In The Magic Kingdom: Walt Disney and the American Way of Life, Steven Watts explains that while some sequences like Pecos Bill "recaptured some of the old magic", the film as a whole, along with the other "halfhearted...pastiche[s] of short subjects", came across as "animated shorts surrounded with considerable filler and stuff into a concocted package". He adds that as a result they "never caught fire" due to their "varying wildly in quality", with moments of creativity being outweighed by the "insipid, mediocre, stale stretches of work".
The authors of The Cartoon Music Book said Melody Time was "much better" than the other post-Fantasia Disney package films of the era, adding that it was "beautifully designed and scored", paving the way for the "'populuxe' style" of Disney's first renaissance (starting with Cinderella in 1950). They stated that Trees and Blame it on the Samba (which they described as a "psychedelic Latin American sequence") are "charming, if still obscure, entries in the Disney pop song catalog[ue].
The Andrews Sisters: A Biography and Career Record author H. Arlo Nimmo said: "in general, [the Andrew Sisters-sung] Melody Time holds up well, and the story of 'Little Toot' is as appealing to today as when it originally appeared fifty-some years ago". He described the singing as "unremarkable but narrat[ing] the...story cleverly". He adds Variety's quote: "'Little Toot,'...is colorful and engrossing.
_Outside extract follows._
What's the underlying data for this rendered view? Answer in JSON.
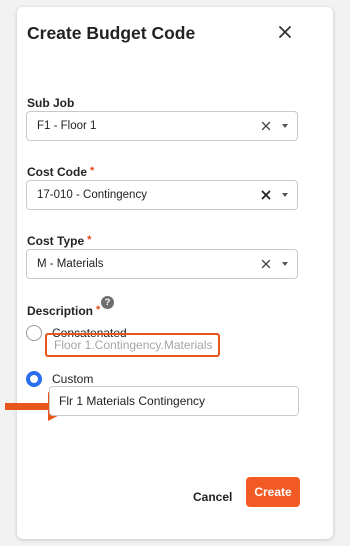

Andrew Sisters give it popular vocal interpretation", and said that although The New York Times preferred the film to Make Mine Music the magazine added, "The Andrew Sisters sing the story...not very excitingly". He also included Metronome's indifferent comment: "The Andrew Sisters sing a silly song about a tugboat". The article The Walt Disney Classics Collection Gets "Twitterpatted" For Spring deemed Little Toot one of Melody time's highlights.
In a review of the 2004 Disney film Home on the Range, the article Frisky 'Range' doesn't measure up: Disney delivers fun said that the "sendup of the Wild West...has some fitful comic vitality and charm - [but] it can't hold a candle to the 'Pecos Bill' segment of the studio's late-'40s anthology, 'Melody Time'".
A 1998 Chicago Tribute review of the film, in honor of its VHS release, described the film as a "sweet, old-fashioned delight and one of the few Disney animated films that pre-schoolers can watch alone without danger of being traumatized", but also added that the younger generation might be bored by it due to their being "attuned to the faster, hipper rhythms of the post-'Mermaid' era".
Review aggregator website Rotten Tomatoes reports that 88% of the critics gave the film a positive review based on 8 reviews.